** Work to be completed **
Your task is to print all of the entries exactly, though the pictures should not be included.

Web page and app entries:
_____
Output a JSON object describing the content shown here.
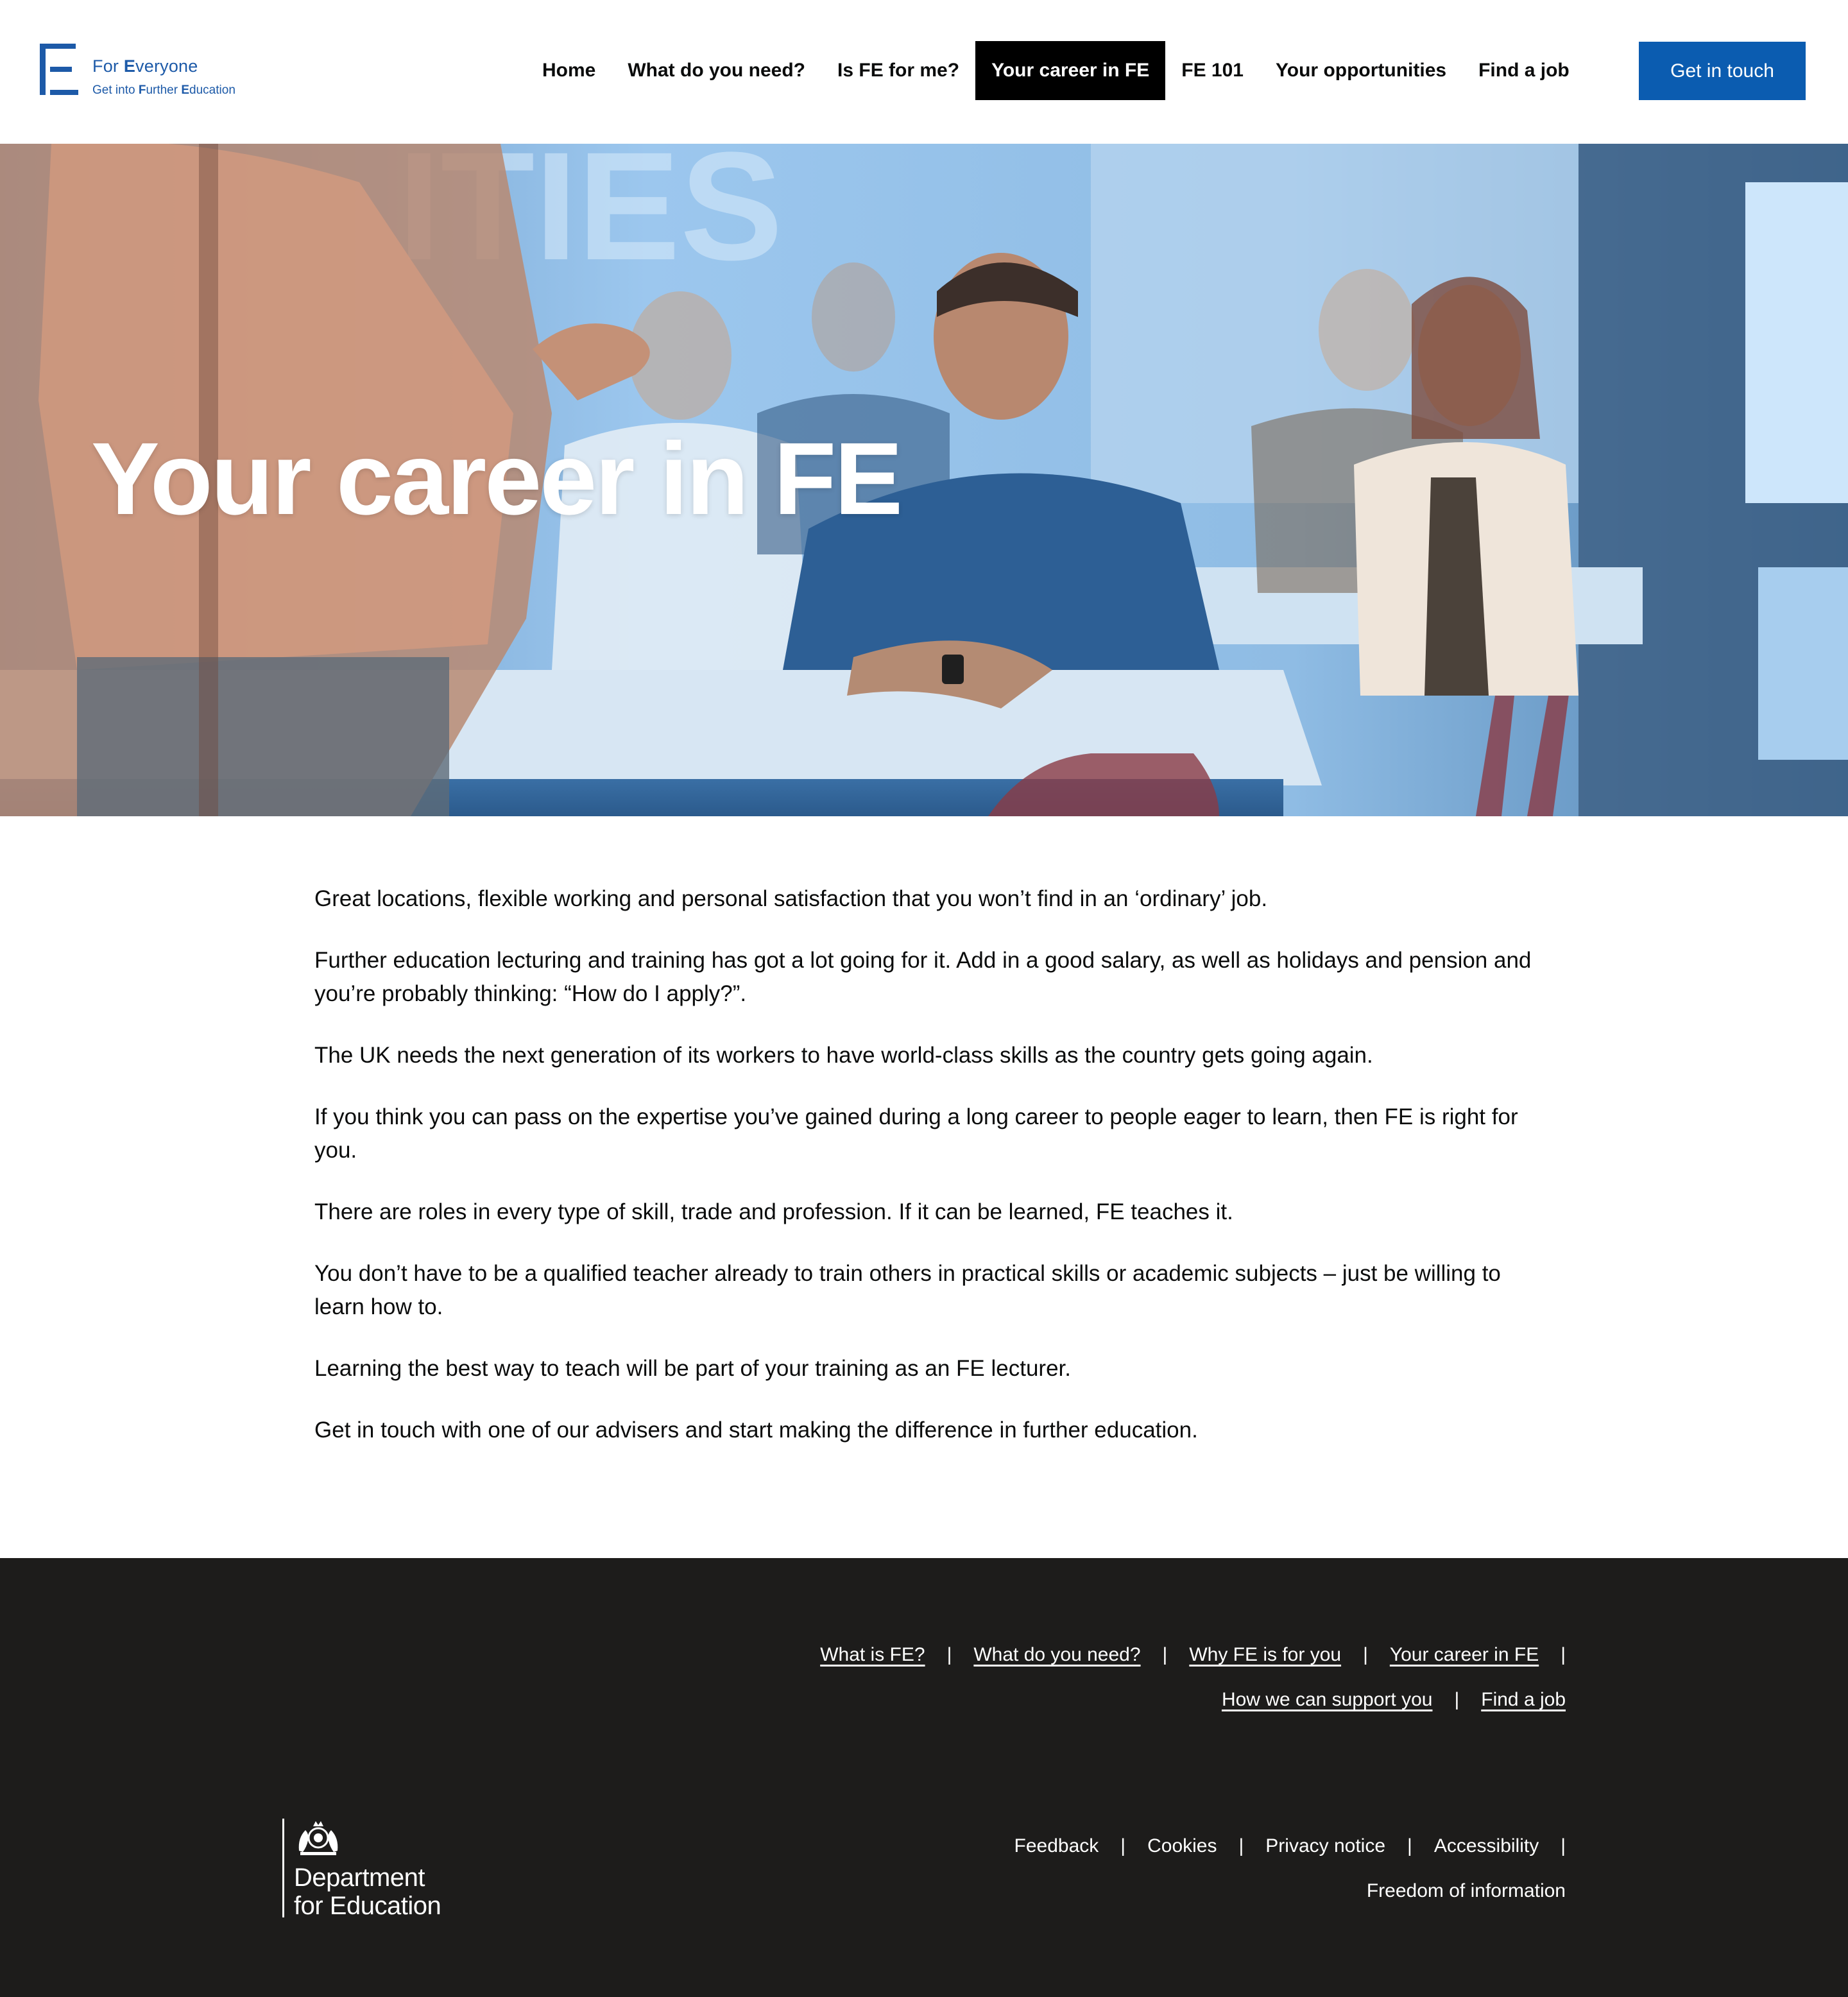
{
  "brand": {
    "title_pre": "For ",
    "title_bold": "E",
    "title_post": "veryone",
    "sub_1": "Get into ",
    "sub_2": "F",
    "sub_3": "urther ",
    "sub_4": "E",
    "sub_5": "ducation",
    "color": "#1d5aa8"
  },
  "nav": {
    "items": [
      {
        "label": "Home",
        "active": false
      },
      {
        "label": "What do you need?",
        "active": false
      },
      {
        "label": "Is FE for me?",
        "active": false
      },
      {
        "label": "Your career in FE",
        "active": true
      },
      {
        "label": "FE 101",
        "active": false
      },
      {
        "label": "Your opportunities",
        "active": false
      },
      {
        "label": "Find a job",
        "active": false
      }
    ],
    "cta_label": "Get in touch",
    "cta_color": "#0b5cb0"
  },
  "hero": {
    "title": "Your career in FE"
  },
  "content": {
    "paragraphs": [
      "Great locations, flexible working and personal satisfaction that you won’t find in an ‘ordinary’ job.",
      "Further education lecturing and training has got a lot going for it. Add in a good salary, as well as holidays and pension and you’re probably thinking: “How do I apply?”.",
      "The UK needs the next generation of its workers to have world-class skills as the country gets going again.",
      "If you think you can pass on the expertise you’ve gained during a long career to people eager to learn, then FE is right for you.",
      "There are roles in every type of skill, trade and profession. If it can be learned, FE teaches it.",
      "You don’t have to be a qualified teacher already to train others in practical skills or academic subjects – just be willing to learn how to.",
      "Learning the best way to teach will be part of your training as an FE lecturer.",
      "Get in touch with one of our advisers and start making the difference in further education."
    ]
  },
  "footer": {
    "nav_row_1": [
      "What is FE?",
      "What do you need?",
      "Why FE is for you",
      "Your career in FE"
    ],
    "nav_row_2": [
      "How we can support you",
      "Find a job"
    ],
    "legal_row_1": [
      "Feedback",
      "Cookies",
      "Privacy notice",
      "Accessibility"
    ],
    "legal_row_2": [
      "Freedom of information"
    ],
    "dfe_line_1": "Department",
    "dfe_line_2": "for Education",
    "background": "#1d1c1b"
  }
}
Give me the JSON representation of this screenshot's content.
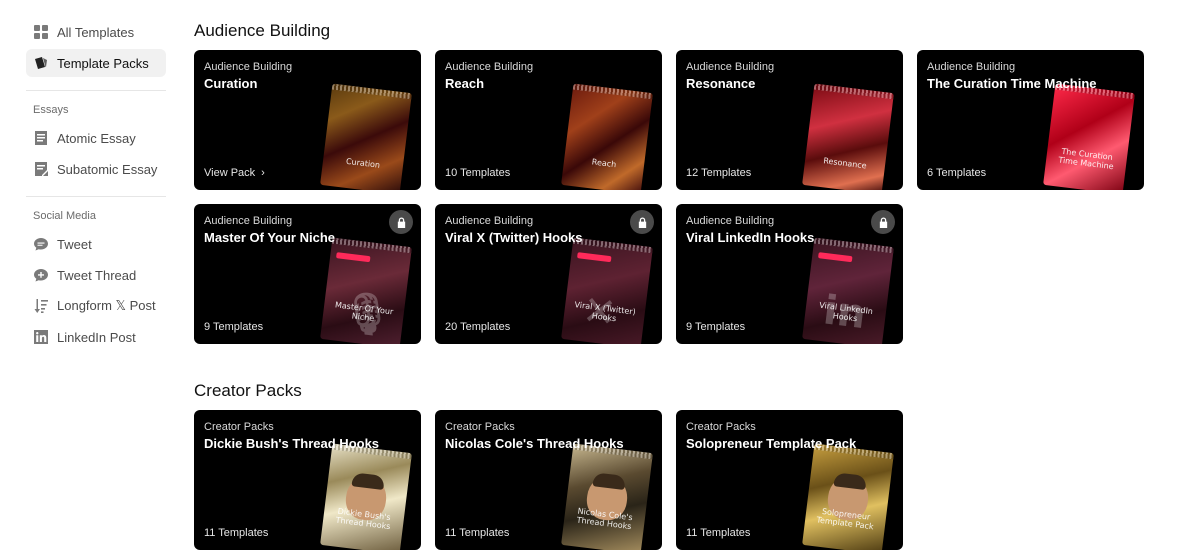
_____
** Result of this exercise **
Output a JSON object describing the content shown here.
{
  "brand": {
    "title_pre": "For ",
    "title_bold": "E",
    "title_post": "veryone",
    "sub_1": "Get into ",
    "sub_2": "F",
    "sub_3": "urther ",
    "sub_4": "E",
    "sub_5": "ducation",
    "color": "#1d5aa8"
  },
  "nav": {
    "items": [
      {
        "label": "Home",
        "active": false
      },
      {
        "label": "What do you need?",
        "active": false
      },
      {
        "label": "Is FE for me?",
        "active": false
      },
      {
        "label": "Your career in FE",
        "active": true
      },
      {
        "label": "FE 101",
        "active": false
      },
      {
        "label": "Your opportunities",
        "active": false
      },
      {
        "label": "Find a job",
        "active": false
      }
    ],
    "cta_label": "Get in touch",
    "cta_color": "#0b5cb0"
  },
  "hero": {
    "title": "Your career in FE"
  },
  "content": {
    "paragraphs": [
      "Great locations, flexible working and personal satisfaction that you won’t find in an ‘ordinary’ job.",
      "Further education lecturing and training has got a lot going for it. Add in a good salary, as well as holidays and pension and you’re probably thinking: “How do I apply?”.",
      "The UK needs the next generation of its workers to have world-class skills as the country gets going again.",
      "If you think you can pass on the expertise you’ve gained during a long career to people eager to learn, then FE is right for you.",
      "There are roles in every type of skill, trade and profession. If it can be learned, FE teaches it.",
      "You don’t have to be a qualified teacher already to train others in practical skills or academic subjects – just be willing to learn how to.",
      "Learning the best way to teach will be part of your training as an FE lecturer.",
      "Get in touch with one of our advisers and start making the difference in further education."
    ]
  },
  "footer": {
    "nav_row_1": [
      "What is FE?",
      "What do you need?",
      "Why FE is for you",
      "Your career in FE"
    ],
    "nav_row_2": [
      "How we can support you",
      "Find a job"
    ],
    "legal_row_1": [
      "Feedback",
      "Cookies",
      "Privacy notice",
      "Accessibility"
    ],
    "legal_row_2": [
      "Freedom of information"
    ],
    "dfe_line_1": "Department",
    "dfe_line_2": "for Education",
    "background": "#1d1c1b"
  }
}
Give me the JSON representation of this screenshot's content.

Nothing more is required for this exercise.